Rembrandt van Rijn: Life and Work

Rembrandt Harmenszoon van Rijn was born on July 15, 1606 in , the . He was the ninth child born to Harmen Gerritszoon van Rijn and Neeltgen Willemsdochter van Zuytbrouck. His family was quite well-to-do; his father was a miller and his mother was a baker's daughter. As a boy he attended school and was enrolled at the , although according to a contemporary he had a greater inclination towards painting; he was soon apprenticed to a Leiden history painter, Jacob van Swanenburgh, with whom he spent three years. After a brief but important apprenticeship of six months with the famous painter in , Rembrandt opened a studio in Leiden in 1624 or 1625, which he shared with friend and colleague . In 1627, Rembrandt began to accept students, among them .

Rembrandt Harmenszoon van Rijn (July 15, 1606 – October 4, 1669) was a Dutch painter and etcher

Rembrandt Harmenszoon van Rijn (July 15, 1606 – October 4, 1669) was a and . He is generally considered one of the greatest painters and in and the most important in . His contributions to art came in a period that historians call the .

Rembrandt van Rijn Online - ArtCyclopedia

REMBRANDT Harmenszoon van Rijn Online, Vanitas Still Life, Oil Paintings Only For Art Lovers

Perhaps the most well-known painting associated with Bewitched is "A Girl with a Broom", more commonly (and incorrectly) referred to as "Girl with Broom". This painting appeared prominently in Samantha and Darrin's front entryway during season three, rarely moving from this spot for the rest of the series' run. On the few occasions that it was moved, a mirror was usually put in its place for Endora or Uncle Arthur to appear in so they could taunt Darrin from behind the glass. One very common and oft-reported misconception about "A Girl with a Broom" is that it was painted by 15th Century Dutch artist Rembrandt Harmenszoon Van Rijn (1606-1669). This, however, is most likely incorrect. It is now believed by many art historians that "A Girl with a Broom" was actually painted by a student of Rembrandt's, Dutch artist Carel Fabritius (1622-1654). The National Gallery of Art in Washington, DC (where "A Girl with a Broom" now resides) credits the painting to the "Rembrandt Workshop (Possibly Carel Fabritius)" in its archives, based on the fact that the painting is signed in the lower left corner "Rembrandt f. 1651". The "F" is now believed to stand for "Fabritius".

Nov 13, 2017 · (Written by Shreya Chowdhury

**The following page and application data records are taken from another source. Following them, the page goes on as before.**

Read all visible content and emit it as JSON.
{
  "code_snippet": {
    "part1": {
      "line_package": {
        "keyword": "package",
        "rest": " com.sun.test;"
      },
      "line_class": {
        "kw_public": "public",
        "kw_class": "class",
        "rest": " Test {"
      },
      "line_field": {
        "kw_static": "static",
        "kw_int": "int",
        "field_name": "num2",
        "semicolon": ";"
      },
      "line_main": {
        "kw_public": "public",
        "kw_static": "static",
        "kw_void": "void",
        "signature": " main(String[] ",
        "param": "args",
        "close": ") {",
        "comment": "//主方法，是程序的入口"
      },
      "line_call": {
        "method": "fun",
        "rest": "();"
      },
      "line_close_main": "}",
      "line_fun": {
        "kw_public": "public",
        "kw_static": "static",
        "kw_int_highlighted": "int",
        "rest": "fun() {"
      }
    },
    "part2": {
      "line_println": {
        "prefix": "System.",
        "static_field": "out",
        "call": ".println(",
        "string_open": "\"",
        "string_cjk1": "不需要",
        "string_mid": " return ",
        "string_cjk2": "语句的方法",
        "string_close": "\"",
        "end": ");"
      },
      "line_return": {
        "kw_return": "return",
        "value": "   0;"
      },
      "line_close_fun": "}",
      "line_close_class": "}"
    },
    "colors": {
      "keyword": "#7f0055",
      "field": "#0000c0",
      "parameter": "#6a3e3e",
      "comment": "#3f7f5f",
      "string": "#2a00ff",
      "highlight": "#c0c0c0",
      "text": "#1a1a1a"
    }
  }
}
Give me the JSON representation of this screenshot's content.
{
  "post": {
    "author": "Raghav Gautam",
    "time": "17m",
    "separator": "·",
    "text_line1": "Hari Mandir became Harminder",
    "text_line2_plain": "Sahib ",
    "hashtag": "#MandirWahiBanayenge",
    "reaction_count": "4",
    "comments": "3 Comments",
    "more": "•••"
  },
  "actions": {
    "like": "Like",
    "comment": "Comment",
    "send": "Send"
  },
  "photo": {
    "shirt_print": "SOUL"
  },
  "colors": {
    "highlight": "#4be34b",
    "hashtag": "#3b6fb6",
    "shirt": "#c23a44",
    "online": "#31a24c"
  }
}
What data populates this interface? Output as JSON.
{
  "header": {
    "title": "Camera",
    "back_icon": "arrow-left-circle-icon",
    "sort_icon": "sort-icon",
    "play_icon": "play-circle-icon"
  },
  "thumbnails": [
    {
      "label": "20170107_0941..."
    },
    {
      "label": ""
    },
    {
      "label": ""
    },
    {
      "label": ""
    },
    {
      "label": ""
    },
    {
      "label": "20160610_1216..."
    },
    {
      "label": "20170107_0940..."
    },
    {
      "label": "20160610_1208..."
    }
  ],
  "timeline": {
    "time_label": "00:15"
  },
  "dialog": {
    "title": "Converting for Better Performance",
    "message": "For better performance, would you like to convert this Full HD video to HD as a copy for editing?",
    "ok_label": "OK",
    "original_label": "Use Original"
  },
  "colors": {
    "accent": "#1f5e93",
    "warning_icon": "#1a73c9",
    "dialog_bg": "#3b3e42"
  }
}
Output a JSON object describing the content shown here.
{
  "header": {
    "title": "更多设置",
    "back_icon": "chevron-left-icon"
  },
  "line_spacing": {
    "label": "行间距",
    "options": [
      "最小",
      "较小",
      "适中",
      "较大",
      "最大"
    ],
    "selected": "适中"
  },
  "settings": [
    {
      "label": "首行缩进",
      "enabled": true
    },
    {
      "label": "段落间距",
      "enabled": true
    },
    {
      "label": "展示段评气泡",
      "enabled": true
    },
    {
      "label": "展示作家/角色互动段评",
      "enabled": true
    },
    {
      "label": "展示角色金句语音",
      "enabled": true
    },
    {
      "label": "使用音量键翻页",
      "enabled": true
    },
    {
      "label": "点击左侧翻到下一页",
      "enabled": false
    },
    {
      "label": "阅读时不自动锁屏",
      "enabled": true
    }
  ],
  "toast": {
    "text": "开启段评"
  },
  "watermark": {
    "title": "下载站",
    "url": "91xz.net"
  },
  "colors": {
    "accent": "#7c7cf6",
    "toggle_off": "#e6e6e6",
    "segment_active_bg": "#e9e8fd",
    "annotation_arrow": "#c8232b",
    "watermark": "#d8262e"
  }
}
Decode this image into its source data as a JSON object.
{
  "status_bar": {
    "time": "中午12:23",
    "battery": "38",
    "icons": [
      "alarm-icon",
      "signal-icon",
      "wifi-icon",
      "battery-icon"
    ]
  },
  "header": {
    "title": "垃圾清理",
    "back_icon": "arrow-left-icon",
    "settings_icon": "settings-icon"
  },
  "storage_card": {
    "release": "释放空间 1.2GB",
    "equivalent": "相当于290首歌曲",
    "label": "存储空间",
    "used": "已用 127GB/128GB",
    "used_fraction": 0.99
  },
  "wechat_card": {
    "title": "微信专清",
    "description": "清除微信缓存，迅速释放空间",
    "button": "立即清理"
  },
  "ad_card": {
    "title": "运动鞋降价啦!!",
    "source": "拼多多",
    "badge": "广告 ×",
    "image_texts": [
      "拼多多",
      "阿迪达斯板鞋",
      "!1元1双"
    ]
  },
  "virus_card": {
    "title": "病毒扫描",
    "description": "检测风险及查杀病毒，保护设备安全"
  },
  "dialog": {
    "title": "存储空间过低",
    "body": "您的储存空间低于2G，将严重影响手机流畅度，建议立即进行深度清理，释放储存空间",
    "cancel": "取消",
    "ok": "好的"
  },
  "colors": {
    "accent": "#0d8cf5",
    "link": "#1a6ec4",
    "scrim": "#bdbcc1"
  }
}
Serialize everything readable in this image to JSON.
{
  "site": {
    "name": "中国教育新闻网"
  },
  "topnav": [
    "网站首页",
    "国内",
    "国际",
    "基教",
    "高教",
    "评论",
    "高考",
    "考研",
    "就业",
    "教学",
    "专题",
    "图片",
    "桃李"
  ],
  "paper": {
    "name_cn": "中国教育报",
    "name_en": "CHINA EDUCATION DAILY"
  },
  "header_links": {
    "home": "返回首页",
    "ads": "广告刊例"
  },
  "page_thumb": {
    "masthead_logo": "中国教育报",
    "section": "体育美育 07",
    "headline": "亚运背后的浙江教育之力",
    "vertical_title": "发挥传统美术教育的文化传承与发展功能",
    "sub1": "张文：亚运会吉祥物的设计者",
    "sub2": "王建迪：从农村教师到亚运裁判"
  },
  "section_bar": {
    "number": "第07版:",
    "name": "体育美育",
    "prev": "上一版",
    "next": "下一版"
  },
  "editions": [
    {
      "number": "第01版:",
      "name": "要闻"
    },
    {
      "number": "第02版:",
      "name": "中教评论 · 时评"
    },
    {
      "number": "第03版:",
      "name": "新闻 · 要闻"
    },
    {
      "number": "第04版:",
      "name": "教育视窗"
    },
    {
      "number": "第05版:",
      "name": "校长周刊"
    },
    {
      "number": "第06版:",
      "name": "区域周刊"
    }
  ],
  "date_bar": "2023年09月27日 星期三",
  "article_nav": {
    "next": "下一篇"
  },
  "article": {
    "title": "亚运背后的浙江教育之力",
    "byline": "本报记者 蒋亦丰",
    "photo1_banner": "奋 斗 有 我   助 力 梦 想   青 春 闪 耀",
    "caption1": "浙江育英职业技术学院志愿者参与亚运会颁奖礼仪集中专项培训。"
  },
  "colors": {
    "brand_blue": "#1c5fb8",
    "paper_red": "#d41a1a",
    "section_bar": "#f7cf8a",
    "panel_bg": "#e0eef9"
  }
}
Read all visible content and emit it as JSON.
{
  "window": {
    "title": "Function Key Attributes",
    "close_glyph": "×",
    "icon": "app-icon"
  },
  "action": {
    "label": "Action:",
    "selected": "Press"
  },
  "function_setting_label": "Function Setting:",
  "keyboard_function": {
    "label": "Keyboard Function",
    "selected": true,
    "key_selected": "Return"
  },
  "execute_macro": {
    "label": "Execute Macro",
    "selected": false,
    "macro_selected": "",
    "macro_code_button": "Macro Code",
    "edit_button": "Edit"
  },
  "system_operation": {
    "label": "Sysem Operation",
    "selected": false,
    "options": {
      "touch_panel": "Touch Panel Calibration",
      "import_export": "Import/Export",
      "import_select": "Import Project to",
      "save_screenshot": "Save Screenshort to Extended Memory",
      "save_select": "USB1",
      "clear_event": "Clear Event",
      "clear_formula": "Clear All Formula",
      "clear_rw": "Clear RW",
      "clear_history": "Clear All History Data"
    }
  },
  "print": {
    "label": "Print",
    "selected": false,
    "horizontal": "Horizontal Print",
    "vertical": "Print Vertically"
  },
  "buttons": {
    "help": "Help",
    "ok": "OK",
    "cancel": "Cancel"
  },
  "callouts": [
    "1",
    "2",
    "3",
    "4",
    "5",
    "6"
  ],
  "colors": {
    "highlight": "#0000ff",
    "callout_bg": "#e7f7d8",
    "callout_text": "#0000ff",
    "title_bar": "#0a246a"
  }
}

Because of his empathy for the human condition, he has been called "one of the great prophets of civilization."Rembrandt Harmenszoon van Rijn was born on July 15, 1606 in Leiden, the Netherlands.

Department of English, Jadavpur university

Rembrandt Harmenszoon van Rijn was born on 15th July, 1606, in Leiden, the eighth of nine children of Harmen Gerritszoon van Rijn and his wife, Neeltje van Suijttbroeck. He was the first and the only of their sons whom they sent to the school for Latin. After seven years’ schooling (1613-1620), Rembrandt entered the Philosophical Faculty of Leiden University to study Classics. A short period at the university finished with starting a period of apprenticeship (1622-24) under the Italy-trained painter Jacob Isaacszoon van Swanenburgh. However, the succeeding half-year studies under Pieter Lastman, the Amsterdam artist of historical paintings, influenced Rembrandt’s work much deeper. In 1625 the 19-year-old Rembrandt returned to Leiden and opened his own studio, which he shared with his friend of the same age, Jan Lievens.

Balthus | Artist Quote of the Day

"Rembrandt" is a modification of the spelling of the artist's first name that he introduced in 1633. Roughly speaking, his earliest signatures (ca. 1625) consisted of an initial "R", or the monogram "RH" (for Rembrant Harmenszoon; i.e. "son of Harmen"), and starting in 1629, "RHL" (the "L" stood, presumably, for Leiden). In 1632, he used this monogram early in the year, then added his to it, "RHL-van Rijn", but replaced this form in that same year and began using his first name alone with its original spelling, "Rembrant". In 1633 he added a "d", and maintained this form consistently from then on, proving that this minor change had a meaning for him (whatever it might have been). This change is purely visual; it does not change the way his name is pronounced. Curiously enough, despite the large number of paintings and etchings signed with this modified first name, most of their documents that mentioned him during his lifetime retained the original "Rembrant" spelling. (Note: the rough chronology of signature forms above applies to the paintings, and to a lesser degree to the etchings; from 1632, presumably, there is only one etching signed "RHL-v. Rijn," the large-format "Raising of Lazarus," B 73). His practice of signing his work with his first name, later followed by , was probably inspired by , and who, then as now, were referred to by their first names alone.